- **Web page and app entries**

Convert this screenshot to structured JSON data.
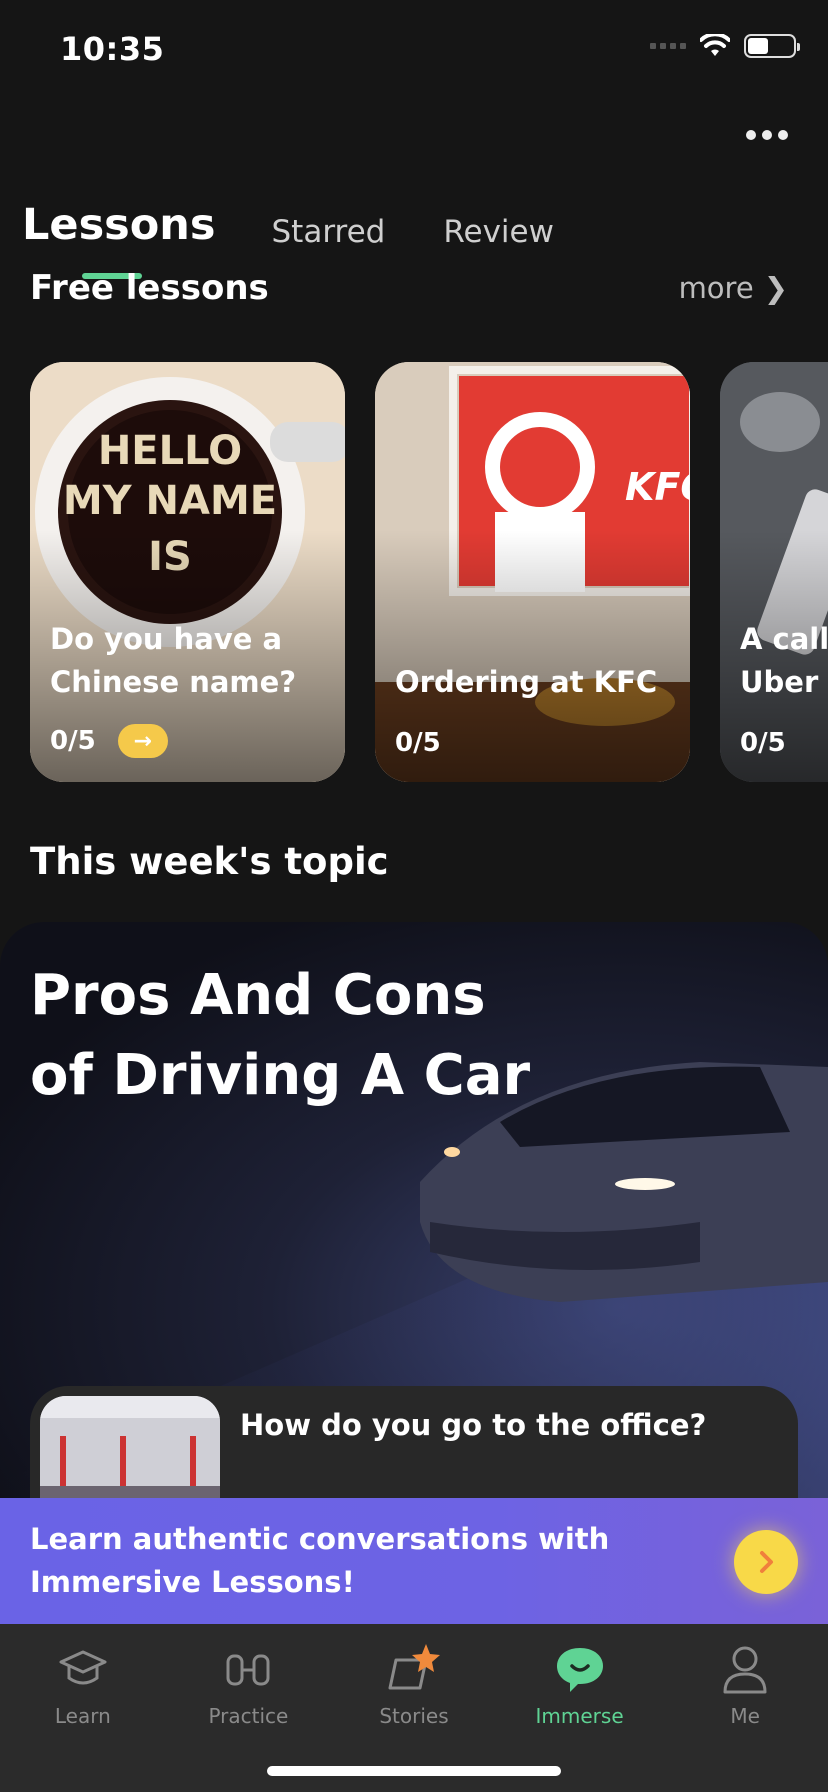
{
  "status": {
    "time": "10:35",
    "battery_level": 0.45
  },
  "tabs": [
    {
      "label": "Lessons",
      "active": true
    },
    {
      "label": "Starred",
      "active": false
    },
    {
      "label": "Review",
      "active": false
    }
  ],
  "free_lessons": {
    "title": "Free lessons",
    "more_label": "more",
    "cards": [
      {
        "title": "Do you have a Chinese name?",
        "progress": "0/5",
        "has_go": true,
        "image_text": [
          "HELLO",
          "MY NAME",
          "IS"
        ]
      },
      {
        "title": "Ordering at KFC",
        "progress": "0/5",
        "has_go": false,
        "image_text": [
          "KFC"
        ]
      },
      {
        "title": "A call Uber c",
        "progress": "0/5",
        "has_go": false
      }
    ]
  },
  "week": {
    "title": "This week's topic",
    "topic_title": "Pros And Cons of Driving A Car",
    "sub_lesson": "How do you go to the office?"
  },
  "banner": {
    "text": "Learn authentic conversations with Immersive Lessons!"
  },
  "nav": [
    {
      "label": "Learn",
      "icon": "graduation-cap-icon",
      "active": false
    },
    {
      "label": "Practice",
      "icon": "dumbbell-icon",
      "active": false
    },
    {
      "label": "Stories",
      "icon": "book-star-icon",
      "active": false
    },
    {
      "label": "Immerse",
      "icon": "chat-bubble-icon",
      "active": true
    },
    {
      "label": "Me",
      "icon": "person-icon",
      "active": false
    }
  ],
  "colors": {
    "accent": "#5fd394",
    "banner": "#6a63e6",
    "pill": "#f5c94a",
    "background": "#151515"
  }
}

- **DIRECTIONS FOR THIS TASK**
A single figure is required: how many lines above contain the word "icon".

- **ANSWER SECTION**
5